Regarding costs, the staff/consultant team estimates that the Mecartney/Island roundabout concept would cost approximately $5.9 million.  City staff/consultant team recommends a phased approach to construction so as to expedite the core elements of the roundabout, which are expected to total about $2.3 million for this first phase.  A subsequent construction phase, which would include the addition of adjacent path improvements and bioretention areas for flood reduction at the lane transitions, is expected to total $3.6 million.


A potential future source of funding might be the Transportation Improvement Fund (TIF) for Harbor Bay, which is a fund to address “existing and anticipated future issues and problems involving access to Bay Farm Island and Harbor Bay Isle (“HBI”).  The funds for the TIF are generated by an assessment district on Business Park Owners and construction improvement taxes which are collected upon issuance of a building permit in the Business Park or in the residential areas of Harbor Bay.  The vast majority of the TIF funds are therefore generated by the Business Park property owners and developers.   Any future decision to use TIF funds for this intersection would need to be done in consultation with the Business Park Business Association, per the terms of the TIF agreements.




The City Council may consider a range of alternatives:

                     Approve the roundabout concept for Mecartney/Island;

                     Approve the roundabout concept for Mecartney/Island with revisions determined necessary by the City Council; and

                     Not approve the roundabout concept, and direct staff to proceed with another approach.




A decision to approve or deny the concept would have no impact on the General Fund or other City funds.  A future decision to proceed with construction drawings and actual construction would have an impact on City of Alameda financial resources and would need to be considered at such time that the improvement is programed for implementation.




The Mecartney/Island roundabout concept is consistent with the General Plan (2021), which mentions roundabouts as follows:

ME-7: Safe Streets:

e. Roundabouts. Increase the use of roundabouts at intersections to improve the safety and lower maintenance costs compared to traffic signals.

j. Intersection Safety. To improve safety at a stop controlled or signalized intersections, consider a roundabout design or eliminating right turns on red and adding pedestrian scrambles to existing signals.

k. Roundabouts and Traffic Circles. When considering modification to an intersection, prioritize roundabouts and traffic circles for consideration recognizing that land acquisition needs, operational considerations, or other engineering factors or constraints may result in other intersection solutions on a case-by-case basis.




Approval of the Mecartney/Island roundabout concept is categorically exempt pursuant to California Environmental Quality Act (CEQA) Guidelines section 15301(c) Existing Facilities (Minor alterations to existing facilities including bicycle facilities) and Section 15304(h) Minor Alterations to Land and the creation of bicycle lanes on existing public rights of way.

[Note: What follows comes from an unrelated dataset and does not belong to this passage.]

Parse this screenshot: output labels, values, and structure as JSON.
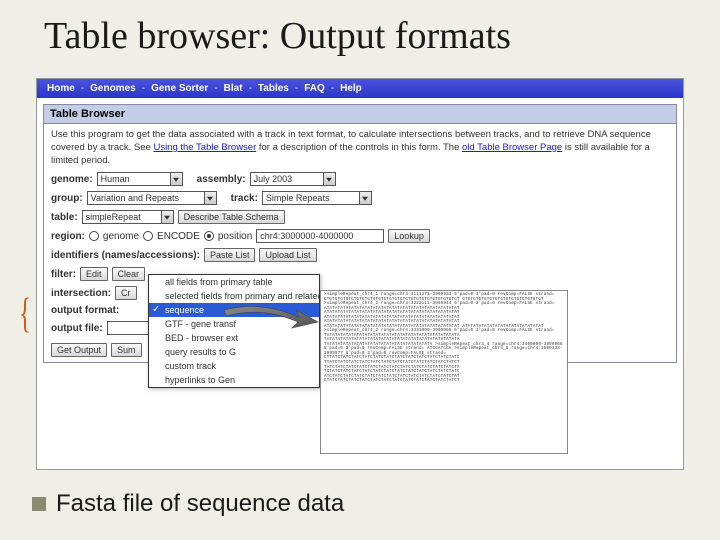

Since vehicle miles traveled in Alameda is the largest source of greenhouse gas emissions in Alameda, City staff is expecting that a roundabout at Mecartney/Island would have a positive climate impact.  The roundabout concept was developed to make it safer and more convenient to bicycle, walk and ride the bus and to reduce congestion and idling motor vehicles.




Approve design concept of the Mecartney Road/Island Drive roundabout improvement.


Respectfully submitted,

Andrew Thomas, Director of Planning, Building and Transportation



Gail Payne, Senior Transportation Coordinator


Financial Impact section reviewed,

Margaret L. O'Brien, Finance Director



1.                     Evaluation Summary

2.                     Online Survey Results

3.                     Community Workshop Notes

4.                     Roundabout Concept

5.                     Bus Turn Templates

6.                     Truck Turn Templates

7.                     Fire Truck Turn Templates


cc:                     Dirk Brazil, Interim City Manager

Erin Smith, Public Works Director